[Dataset content — start]

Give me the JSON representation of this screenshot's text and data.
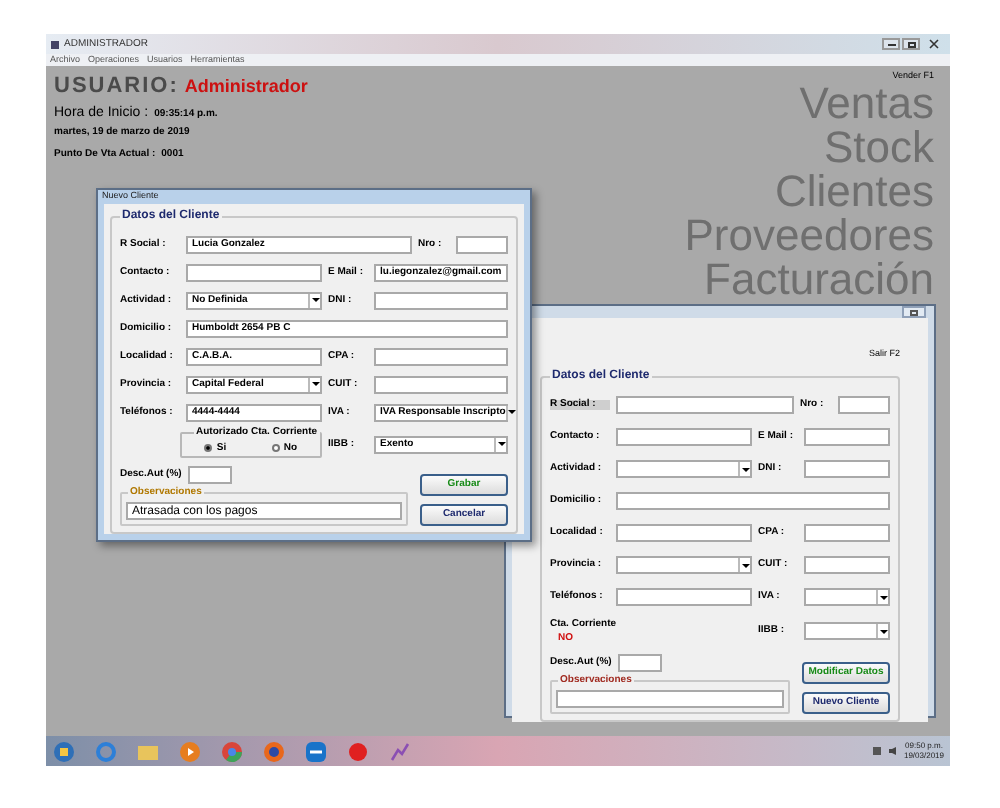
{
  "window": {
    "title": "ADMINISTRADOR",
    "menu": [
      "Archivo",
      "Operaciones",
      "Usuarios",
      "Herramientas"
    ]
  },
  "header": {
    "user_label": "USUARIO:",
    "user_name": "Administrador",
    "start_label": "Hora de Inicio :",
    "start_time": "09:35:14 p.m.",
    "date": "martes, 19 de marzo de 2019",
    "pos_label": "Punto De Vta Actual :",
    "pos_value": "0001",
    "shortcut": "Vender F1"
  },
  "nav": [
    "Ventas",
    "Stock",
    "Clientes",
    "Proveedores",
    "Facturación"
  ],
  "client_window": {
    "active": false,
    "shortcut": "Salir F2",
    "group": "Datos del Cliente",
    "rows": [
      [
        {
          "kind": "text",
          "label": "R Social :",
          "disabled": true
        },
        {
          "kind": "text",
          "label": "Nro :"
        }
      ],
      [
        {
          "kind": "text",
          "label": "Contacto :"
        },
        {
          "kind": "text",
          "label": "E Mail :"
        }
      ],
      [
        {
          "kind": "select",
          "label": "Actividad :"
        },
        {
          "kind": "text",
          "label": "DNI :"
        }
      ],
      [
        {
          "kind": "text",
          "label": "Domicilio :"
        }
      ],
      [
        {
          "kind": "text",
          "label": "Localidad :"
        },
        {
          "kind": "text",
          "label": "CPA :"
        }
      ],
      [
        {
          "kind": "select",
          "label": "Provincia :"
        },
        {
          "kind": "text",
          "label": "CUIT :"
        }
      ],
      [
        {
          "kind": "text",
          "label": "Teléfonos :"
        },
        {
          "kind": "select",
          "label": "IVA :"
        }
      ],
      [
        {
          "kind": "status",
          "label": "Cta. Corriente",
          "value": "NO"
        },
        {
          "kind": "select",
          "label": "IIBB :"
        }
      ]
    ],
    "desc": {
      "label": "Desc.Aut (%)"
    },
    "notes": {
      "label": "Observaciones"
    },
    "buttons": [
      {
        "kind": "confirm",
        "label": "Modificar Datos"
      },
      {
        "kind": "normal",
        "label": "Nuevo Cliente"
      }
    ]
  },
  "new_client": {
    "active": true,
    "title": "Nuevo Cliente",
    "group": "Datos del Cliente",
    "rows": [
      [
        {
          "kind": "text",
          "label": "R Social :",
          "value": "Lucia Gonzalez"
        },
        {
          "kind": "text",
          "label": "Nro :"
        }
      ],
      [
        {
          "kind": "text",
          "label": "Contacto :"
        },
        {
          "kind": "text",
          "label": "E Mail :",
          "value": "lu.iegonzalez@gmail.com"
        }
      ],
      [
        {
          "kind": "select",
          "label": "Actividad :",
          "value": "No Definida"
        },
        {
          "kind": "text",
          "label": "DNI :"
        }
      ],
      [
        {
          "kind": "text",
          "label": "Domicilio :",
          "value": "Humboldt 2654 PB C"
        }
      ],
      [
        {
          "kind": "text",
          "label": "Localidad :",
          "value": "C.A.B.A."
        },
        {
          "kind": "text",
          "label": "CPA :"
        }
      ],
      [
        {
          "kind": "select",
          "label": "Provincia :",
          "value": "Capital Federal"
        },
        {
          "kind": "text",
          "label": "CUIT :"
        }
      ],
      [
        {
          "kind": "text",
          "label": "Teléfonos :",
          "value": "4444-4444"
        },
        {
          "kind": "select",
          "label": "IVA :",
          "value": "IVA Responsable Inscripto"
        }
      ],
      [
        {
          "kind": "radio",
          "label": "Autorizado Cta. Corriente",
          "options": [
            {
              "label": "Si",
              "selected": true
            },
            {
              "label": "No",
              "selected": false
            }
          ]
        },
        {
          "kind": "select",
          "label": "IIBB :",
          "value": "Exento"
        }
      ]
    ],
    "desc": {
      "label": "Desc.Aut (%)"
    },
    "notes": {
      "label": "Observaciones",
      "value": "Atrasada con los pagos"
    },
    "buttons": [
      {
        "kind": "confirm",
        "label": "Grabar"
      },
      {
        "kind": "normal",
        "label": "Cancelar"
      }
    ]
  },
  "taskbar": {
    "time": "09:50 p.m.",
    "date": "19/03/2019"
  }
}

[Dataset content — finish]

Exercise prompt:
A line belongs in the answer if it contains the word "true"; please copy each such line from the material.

Result of this task:
          "disabled": true
    "active": true,
              "selected": true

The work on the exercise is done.